There are quite a few extra features, all from the standard Whirlpool playbook.
As with most Whirlpools, the WDT710PAYH is generous in the features and wash options department. It’s no self-opening Miele, but for a $599 dishwasher it offers a good deal of control for wash intensity, performance, and customization.
Pretty much every extra wash option is a customization feature, meaning it can be added onto any chosen wash cycle. There’s a Top Rack Wash, a Hi-Temp Rinse, Sani Rinse (which we tested and found reached a satisfactory 157.7 degrees Fahrenheit—enough to kill bacteria), and Heat Dry (with appurtenant Eco and High options). There is also a 4-Hour Delay and a child lock. As for cycles, there’s Heavy, Normal, 1-Hour Wash, Eco, and an exclusive Overnight wash that takes longer but adds an extended prewash. There’s also a Sensor cycle that adapts wash intensity and duration to the amount of stains in the load.
All these features should satisfy most, if not all dishwashing needs. The Overnight wash is a particular bonus, as it is intended for heavily soiled dishware but uses less energy than the Heavy cycle, which prolongs the duration and makes it ideal for overnight use. Everything else is fairly standard: Capacity, rack design, adjustability, and cutlery basket are all Whirlpool staples.
Before you buy the Whirlpool Gold WDT710PAYH, take a look at these other dishwashers.
This is where the WDT710PAYH shined. All ye aspirant dishwasher manufacturers take note.
This is where the WDT710PAYH stands out from the pack, even among Whirlpool-manufactured machines (which include Amana, Maytag, KitchenAid, Jenn-Air and sometimes Kenmore). While the Normal wash was the most impressive and came close to perfection on most stain tests, the Heavy and 1-Hour Wash cycles were also impressive for their respective purposes.

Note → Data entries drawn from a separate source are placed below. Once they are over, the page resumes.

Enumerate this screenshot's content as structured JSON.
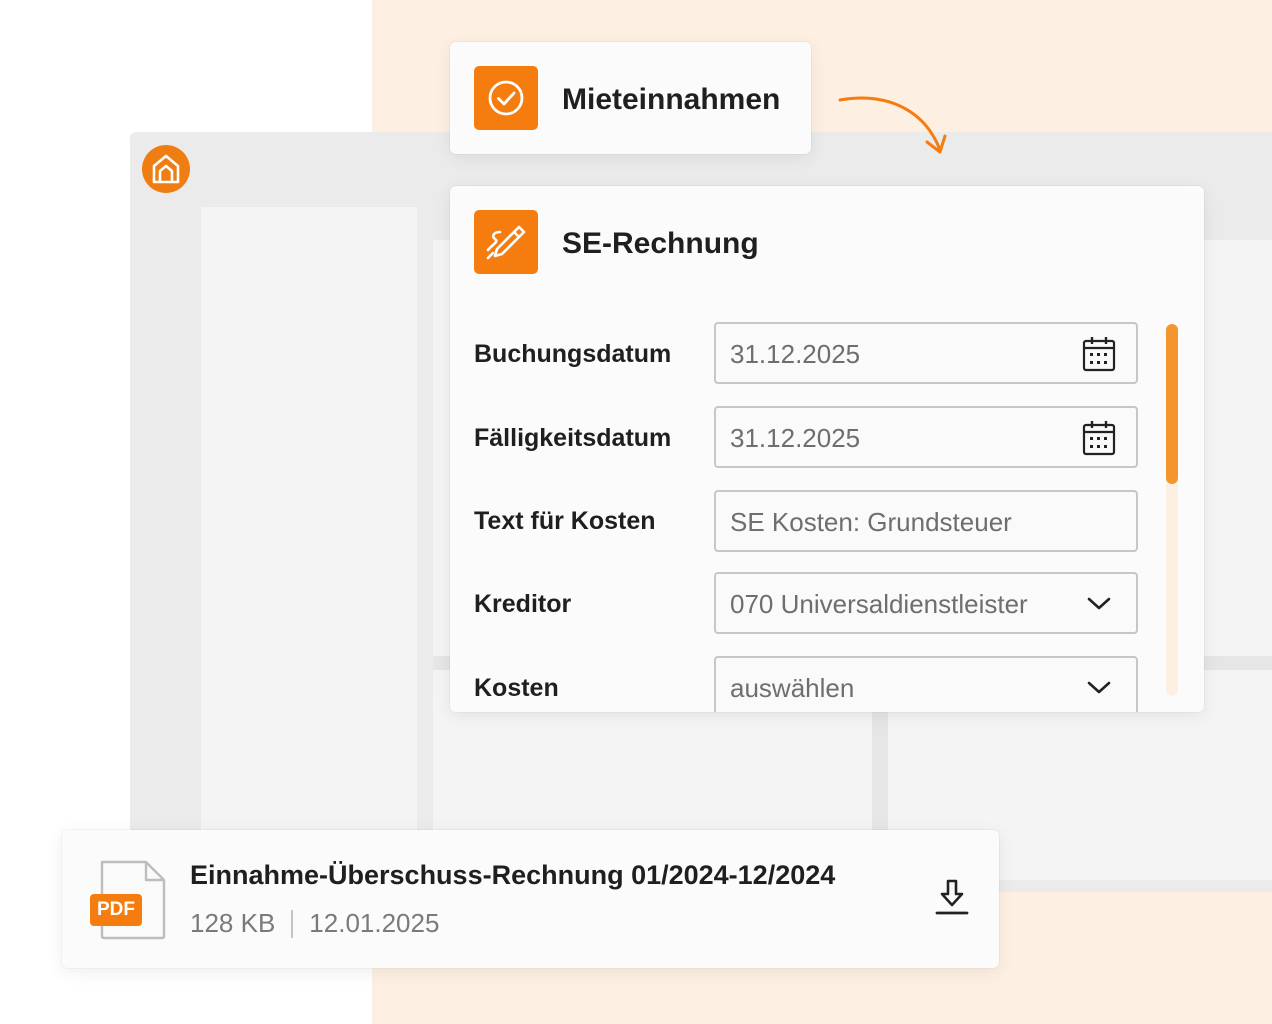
{
  "colors": {
    "accent": "#f57c0e",
    "background_peach": "#fdf0e3",
    "window_gray": "#ebebeb"
  },
  "income_card": {
    "title": "Mieteinnahmen",
    "icon": "check-circle-icon"
  },
  "invoice_form": {
    "title": "SE-Rechnung",
    "icon": "signature-pen-icon",
    "fields": [
      {
        "label": "Buchungsdatum",
        "value": "31.12.2025",
        "type": "date",
        "icon": "calendar-icon"
      },
      {
        "label": "Fälligkeitsdatum",
        "value": "31.12.2025",
        "type": "date",
        "icon": "calendar-icon"
      },
      {
        "label": "Text für Kosten",
        "value": "SE Kosten: Grundsteuer",
        "type": "text"
      },
      {
        "label": "Kreditor",
        "value": "070 Universaldienstleister",
        "type": "select",
        "icon": "chevron-down-icon"
      },
      {
        "label": "Kosten",
        "value": "auswählen",
        "type": "select",
        "icon": "chevron-down-icon"
      }
    ]
  },
  "file_download": {
    "badge": "PDF",
    "name": "Einnahme-Überschuss-Rechnung 01/2024-12/2024",
    "size": "128 KB",
    "date": "12.01.2025",
    "icon": "download-icon"
  }
}
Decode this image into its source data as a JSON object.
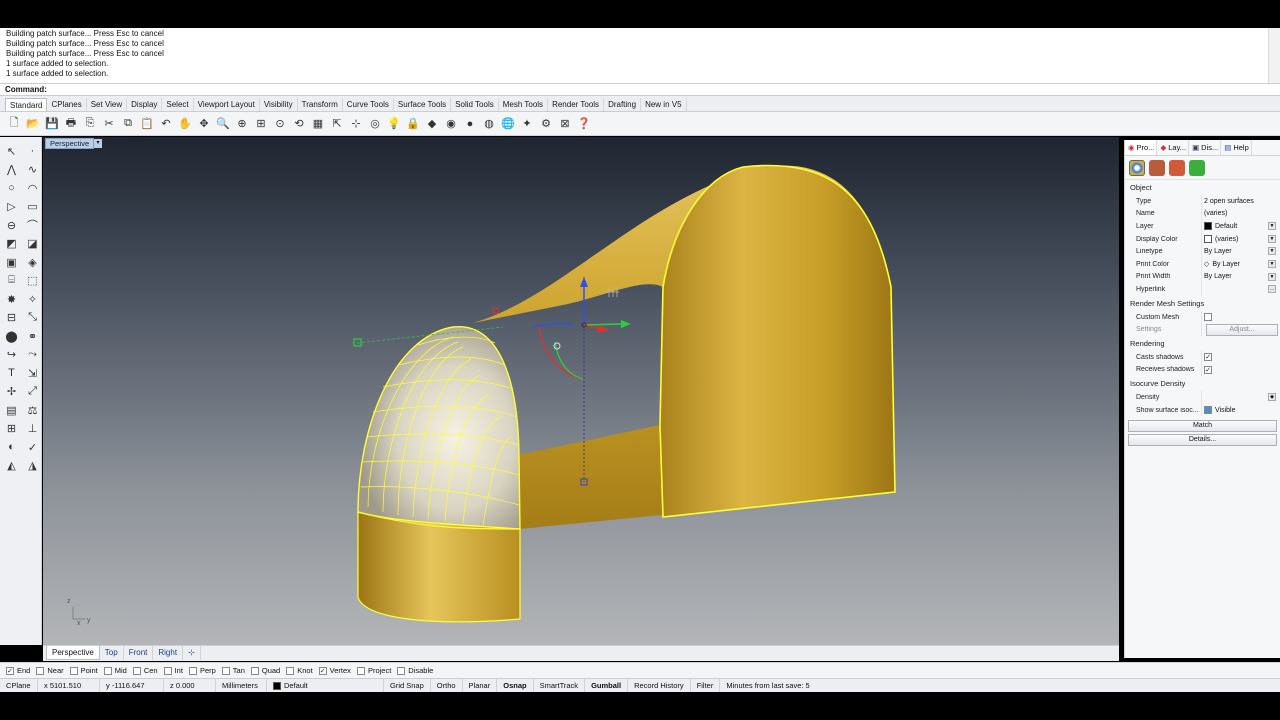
{
  "history": {
    "lines": [
      "Building patch surface... Press Esc to cancel",
      "Building patch surface... Press Esc to cancel",
      "Building patch surface... Press Esc to cancel",
      "1 surface added to selection.",
      "1 surface added to selection."
    ]
  },
  "command": {
    "label": "Command:"
  },
  "tabs": [
    "Standard",
    "CPlanes",
    "Set View",
    "Display",
    "Select",
    "Viewport Layout",
    "Visibility",
    "Transform",
    "Curve Tools",
    "Surface Tools",
    "Solid Tools",
    "Mesh Tools",
    "Render Tools",
    "Drafting",
    "New in V5"
  ],
  "viewport": {
    "label": "Perspective",
    "tabs": [
      "Perspective",
      "Top",
      "Front",
      "Right"
    ],
    "axis": {
      "z": "z",
      "x": "x",
      "y": "y"
    }
  },
  "panel": {
    "tabs": [
      "Pro...",
      "Lay...",
      "Dis...",
      "Help"
    ],
    "section_object": "Object",
    "rows": [
      {
        "k": "Type",
        "v": "2 open surfaces"
      },
      {
        "k": "Name",
        "v": "(varies)"
      },
      {
        "k": "Layer",
        "v": "Default"
      },
      {
        "k": "Display Color",
        "v": "(varies)"
      },
      {
        "k": "Linetype",
        "v": "By Layer"
      },
      {
        "k": "Print Color",
        "v": "By Layer"
      },
      {
        "k": "Print Width",
        "v": "By Layer"
      },
      {
        "k": "Hyperlink",
        "v": ""
      }
    ],
    "section_render_mesh": "Render Mesh Settings",
    "custom_mesh": "Custom Mesh",
    "settings": "Settings",
    "adjust": "Adjust...",
    "section_rendering": "Rendering",
    "casts_shadows": "Casts shadows",
    "receives_shadows": "Receives shadows",
    "section_isocurve": "Isocurve Density",
    "density": "Density",
    "show_iso": "Show surface isoc...",
    "visible": "Visible",
    "match": "Match",
    "details": "Details..."
  },
  "osnaps": [
    {
      "label": "End",
      "checked": true
    },
    {
      "label": "Near",
      "checked": false
    },
    {
      "label": "Point",
      "checked": false
    },
    {
      "label": "Mid",
      "checked": false
    },
    {
      "label": "Cen",
      "checked": false
    },
    {
      "label": "Int",
      "checked": false
    },
    {
      "label": "Perp",
      "checked": false
    },
    {
      "label": "Tan",
      "checked": false
    },
    {
      "label": "Quad",
      "checked": false
    },
    {
      "label": "Knot",
      "checked": false
    },
    {
      "label": "Vertex",
      "checked": true
    },
    {
      "label": "Project",
      "checked": false
    },
    {
      "label": "Disable",
      "checked": false
    }
  ],
  "status": {
    "cplane": "CPlane",
    "x": "x 5101.510",
    "y": "y -1116.647",
    "z": "z 0.000",
    "units": "Millimeters",
    "layer": "Default",
    "grid_snap": "Grid Snap",
    "ortho": "Ortho",
    "planar": "Planar",
    "osnap": "Osnap",
    "smarttrack": "SmartTrack",
    "gumball": "Gumball",
    "record_history": "Record History",
    "filter": "Filter",
    "last_save": "Minutes from last save: 5"
  },
  "colors": {
    "surface": "#d4a92a",
    "selection": "#ffff33",
    "accent": "#1a3f8a"
  }
}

We were perhaps most amazed by the WDT710PAYH’s handling of spinach stains, which prove very difficult for most other machines, and if they are successfully removed it’s not uncommon for a dishwasher to spread tiny spinach particles throughout the interior—a much-despised phenomenon known as "redeposit" that indicates a subpar filter. The WDT710PAYH neither sprayed the wash tub with refuse spinach nor failed to remove an adequate chunk of spinach from our test bowls. In fact, it scrubbed off an average 99.21 percent of spinach stains—very impressive for a mid-range dishwasher, or any dishwasher for that matter.
The Heavy cycle was also good, but we’d peg it only slightly above average compared to other heavy cycles on the market. The same goes for the 1-Hour Wash (quick cycle).
If you care about cleaning power, this is a great buy. Just make sure it fits with your kitchen.
When it comes to wash performance, this dishwasher ranks among the best we’ve tested. Sure, the WDT710PAYH’s design is certainly polarizing, and it wouldn't fit in all kitchens. It also had some lackluster efficiency performance, with a yearly operating cost that's about $10 or so more than the most miserly machines we've tested.
However, it's got a strong set of features and no dishwasher at it's price point washes as well. If the WDT710PAYH fits in your kitchen and in your budget, you can't do too much better. And if you'd rather a more traditional look, it is available in other finishes.
News and Features
The Electrolux Glass Basket safely cradles your valuable stemware.
The soap industry is altering its packaging, but is it enough?
Spring is a great time to clean your kitchen—and all the nasty crud that builds up in it.
Grass is growing, birds are chirping, and chores are piling up.
You don't have to strain your back unloading dishes.
Dishwasher technology has come a long way in the past decade.